Try it —
Every line of the entries below that mentions "files" is to be copied out.

[Page and application data records]
******************************

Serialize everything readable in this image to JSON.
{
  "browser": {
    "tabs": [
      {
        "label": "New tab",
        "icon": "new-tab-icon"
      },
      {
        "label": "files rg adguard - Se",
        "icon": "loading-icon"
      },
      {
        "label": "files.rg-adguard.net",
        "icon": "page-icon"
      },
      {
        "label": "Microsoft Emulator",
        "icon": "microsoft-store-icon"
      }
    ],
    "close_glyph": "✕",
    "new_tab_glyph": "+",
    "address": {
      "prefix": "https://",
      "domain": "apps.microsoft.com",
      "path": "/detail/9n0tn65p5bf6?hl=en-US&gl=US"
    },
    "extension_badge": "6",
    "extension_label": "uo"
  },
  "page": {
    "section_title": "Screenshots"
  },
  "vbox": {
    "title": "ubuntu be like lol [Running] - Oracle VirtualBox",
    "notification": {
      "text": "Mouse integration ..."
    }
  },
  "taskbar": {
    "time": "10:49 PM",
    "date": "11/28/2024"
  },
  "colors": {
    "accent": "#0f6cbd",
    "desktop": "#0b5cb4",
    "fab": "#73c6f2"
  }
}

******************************

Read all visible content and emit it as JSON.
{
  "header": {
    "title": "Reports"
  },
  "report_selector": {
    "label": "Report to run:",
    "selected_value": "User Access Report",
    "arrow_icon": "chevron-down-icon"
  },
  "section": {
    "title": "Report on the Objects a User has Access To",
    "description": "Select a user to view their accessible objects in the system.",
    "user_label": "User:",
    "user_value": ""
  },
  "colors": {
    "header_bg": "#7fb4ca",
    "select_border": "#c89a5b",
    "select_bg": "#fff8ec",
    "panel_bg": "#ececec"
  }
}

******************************

The completed task —
        "label": "files rg adguard - Se",
        "label": "files.rg-adguard.net",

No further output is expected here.